■ Problem to work on:
Copy each line of the records that holds the string "name".

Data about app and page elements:
■ ■ ■ ■ ■ ■ ■
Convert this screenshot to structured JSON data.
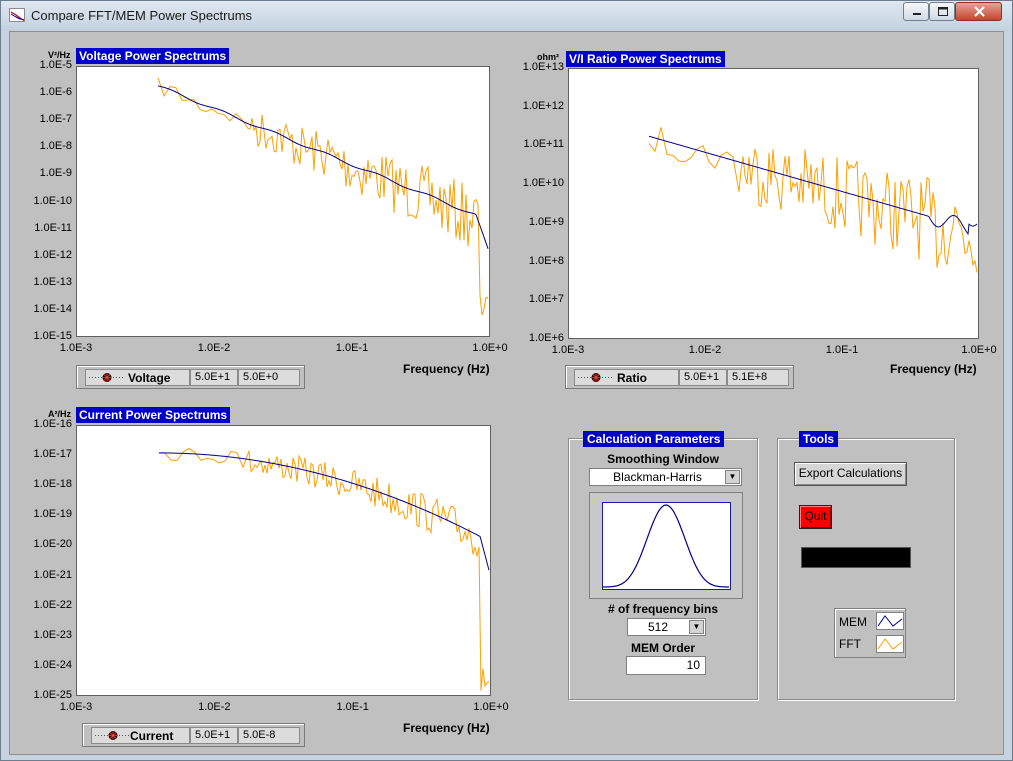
{
  "window": {
    "title": "Compare FFT/MEM Power Spectrums"
  },
  "colors": {
    "mem": "#00008b",
    "fft": "#ff9e00",
    "title_bg": "#0000c8",
    "quit": "#ff0000"
  },
  "graphs": [
    {
      "id": "voltage",
      "title": "Voltage Power Spectrums",
      "yunit": "V²/Hz",
      "y_ticks": [
        "1.0E-5",
        "1.0E-6",
        "1.0E-7",
        "1.0E-8",
        "1.0E-9",
        "1.0E-10",
        "1.0E-11",
        "1.0E-12",
        "1.0E-13",
        "1.0E-14",
        "1.0E-15"
      ],
      "x_ticks": [
        "1.0E-3",
        "1.0E-2",
        "1.0E-1",
        "1.0E+0"
      ],
      "xlabel": "Frequency (Hz)",
      "legend": {
        "name": "Voltage",
        "v1": "5.0E+1",
        "v2": "5.0E+0"
      }
    },
    {
      "id": "ratio",
      "title": "V/I Ratio Power Spectrums",
      "yunit": "ohm²",
      "y_ticks": [
        "1.0E+13",
        "1.0E+12",
        "1.0E+11",
        "1.0E+10",
        "1.0E+9",
        "1.0E+8",
        "1.0E+7",
        "1.0E+6"
      ],
      "x_ticks": [
        "1.0E-3",
        "1.0E-2",
        "1.0E-1",
        "1.0E+0"
      ],
      "xlabel": "Frequency (Hz)",
      "legend": {
        "name": "Ratio",
        "v1": "5.0E+1",
        "v2": "5.1E+8"
      }
    },
    {
      "id": "current",
      "title": "Current Power Spectrums",
      "yunit": "A²/Hz",
      "y_ticks": [
        "1.0E-16",
        "1.0E-17",
        "1.0E-18",
        "1.0E-19",
        "1.0E-20",
        "1.0E-21",
        "1.0E-22",
        "1.0E-23",
        "1.0E-24",
        "1.0E-25"
      ],
      "x_ticks": [
        "1.0E-3",
        "1.0E-2",
        "1.0E-1",
        "1.0E+0"
      ],
      "xlabel": "Frequency (Hz)",
      "legend": {
        "name": "Current",
        "v1": "5.0E+1",
        "v2": "5.0E-8"
      }
    }
  ],
  "calc": {
    "title": "Calculation Parameters",
    "smoothing_label": "Smoothing Window",
    "smoothing_value": "Blackman-Harris",
    "bins_label": "# of frequency bins",
    "bins_value": "512",
    "mem_label": "MEM Order",
    "mem_value": "10"
  },
  "tools": {
    "title": "Tools",
    "export_label": "Export Calculations",
    "quit_label": "Quit",
    "legend": [
      {
        "name": "MEM"
      },
      {
        "name": "FFT"
      }
    ]
  }
}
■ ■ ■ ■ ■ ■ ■
■ Completed exercise:
        "name": "Voltage",
        "name": "Ratio",
        "name": "Current",
        "name": "MEM"
        "name": "FFT"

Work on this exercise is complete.